(Data records for software interfaces)
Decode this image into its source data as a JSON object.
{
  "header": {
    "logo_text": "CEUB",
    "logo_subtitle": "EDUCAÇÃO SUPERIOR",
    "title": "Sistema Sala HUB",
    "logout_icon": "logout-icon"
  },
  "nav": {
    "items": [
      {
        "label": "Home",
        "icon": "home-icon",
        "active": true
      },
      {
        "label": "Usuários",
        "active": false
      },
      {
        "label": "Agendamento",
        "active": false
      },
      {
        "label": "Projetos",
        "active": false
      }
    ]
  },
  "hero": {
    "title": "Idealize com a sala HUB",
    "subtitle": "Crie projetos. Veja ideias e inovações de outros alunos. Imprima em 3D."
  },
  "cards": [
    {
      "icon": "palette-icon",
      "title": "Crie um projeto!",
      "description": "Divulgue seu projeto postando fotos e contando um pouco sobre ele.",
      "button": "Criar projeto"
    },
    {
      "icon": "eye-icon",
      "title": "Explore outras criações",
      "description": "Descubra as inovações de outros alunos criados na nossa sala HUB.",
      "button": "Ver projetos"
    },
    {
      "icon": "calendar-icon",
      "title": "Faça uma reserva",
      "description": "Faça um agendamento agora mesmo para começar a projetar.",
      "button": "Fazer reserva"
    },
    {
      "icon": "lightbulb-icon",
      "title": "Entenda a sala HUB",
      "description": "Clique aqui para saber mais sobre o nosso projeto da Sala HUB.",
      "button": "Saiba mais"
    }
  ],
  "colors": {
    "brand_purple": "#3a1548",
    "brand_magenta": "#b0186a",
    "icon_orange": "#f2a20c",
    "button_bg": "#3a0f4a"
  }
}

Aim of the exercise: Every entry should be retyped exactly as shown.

Answer below:
Decode this image into its source data as a JSON object.
{
  "header": {
    "logo_text": "CEUB",
    "logo_subtitle": "EDUCAÇÃO SUPERIOR",
    "title": "Sistema Sala HUB",
    "logout_icon": "logout-icon"
  },
  "nav": {
    "items": [
      {
        "label": "Home",
        "icon": "home-icon",
        "active": true
      },
      {
        "label": "Usuários",
        "active": false
      },
      {
        "label": "Agendamento",
        "active": false
      },
      {
        "label": "Projetos",
        "active": false
      }
    ]
  },
  "hero": {
    "title": "Idealize com a sala HUB",
    "subtitle": "Crie projetos. Veja ideias e inovações de outros alunos. Imprima em 3D."
  },
  "cards": [
    {
      "icon": "palette-icon",
      "title": "Crie um projeto!",
      "description": "Divulgue seu projeto postando fotos e contando um pouco sobre ele.",
      "button": "Criar projeto"
    },
    {
      "icon": "eye-icon",
      "title": "Explore outras criações",
      "description": "Descubra as inovações de outros alunos criados na nossa sala HUB.",
      "button": "Ver projetos"
    },
    {
      "icon": "calendar-icon",
      "title": "Faça uma reserva",
      "description": "Faça um agendamento agora mesmo para começar a projetar.",
      "button": "Fazer reserva"
    },
    {
      "icon": "lightbulb-icon",
      "title": "Entenda a sala HUB",
      "description": "Clique aqui para saber mais sobre o nosso projeto da Sala HUB.",
      "button": "Saiba mais"
    }
  ],
  "colors": {
    "brand_purple": "#3a1548",
    "brand_magenta": "#b0186a",
    "icon_orange": "#f2a20c",
    "button_bg": "#3a0f4a"
  }
}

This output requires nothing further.